**What the exercise asks:** Return each line of the records below that contains the word "商品コード".

START Material supplied

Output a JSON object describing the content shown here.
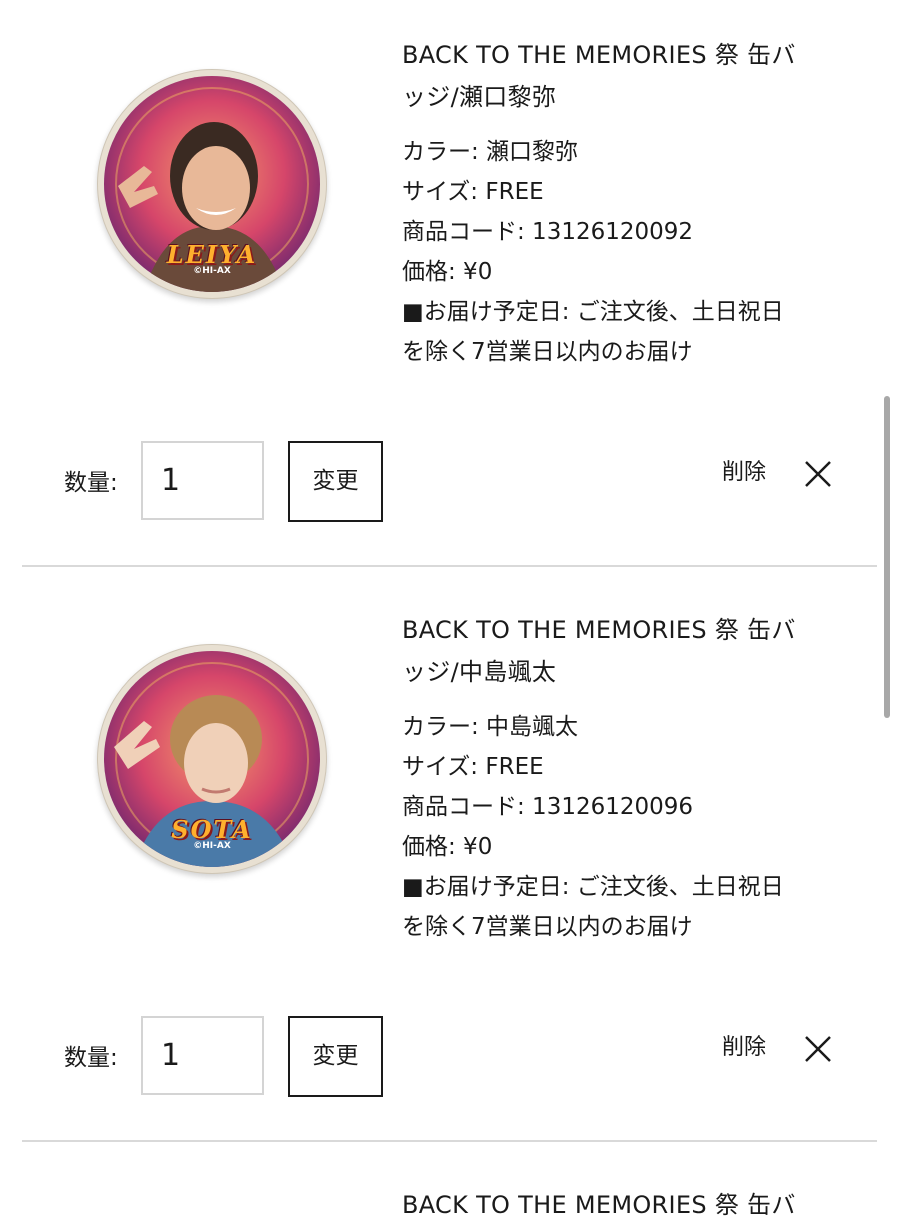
{
  "cart": {
    "quantity_label": "数量:",
    "change_label": "変更",
    "delete_label": "削除",
    "items": [
      {
        "title": "BACK TO THE MEMORIES 祭 缶バッジ/瀬口黎弥",
        "title_line1": "BACK TO THE MEMORIES 祭 缶バ",
        "title_line2": "ッジ/瀬口黎弥",
        "color": "カラー: 瀬口黎弥",
        "size": "サイズ: FREE",
        "code": "商品コード: 13126120092",
        "price": "価格: ¥0",
        "delivery_line1": "■お届け予定日: ご注文後、土日祝日",
        "delivery_line2": "を除く7営業日以内のお届け",
        "quantity": "1",
        "badge_name": "LEIYA",
        "badge_copyright": "©HI-AX",
        "hair_color": "#3a2a22"
      },
      {
        "title": "BACK TO THE MEMORIES 祭 缶バッジ/中島颯太",
        "title_line1": "BACK TO THE MEMORIES 祭 缶バ",
        "title_line2": "ッジ/中島颯太",
        "color": "カラー: 中島颯太",
        "size": "サイズ: FREE",
        "code": "商品コード: 13126120096",
        "price": "価格: ¥0",
        "delivery_line1": "■お届け予定日: ご注文後、土日祝日",
        "delivery_line2": "を除く7営業日以内のお届け",
        "quantity": "1",
        "badge_name": "SOTA",
        "badge_copyright": "©HI-AX",
        "hair_color": "#b88a55"
      }
    ],
    "next_item_partial_title": "BACK TO THE MEMORIES 祭 缶バ"
  }
}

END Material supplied

**Written response:**
        "code": "商品コード: 13126120092",
        "code": "商品コード: 13126120096",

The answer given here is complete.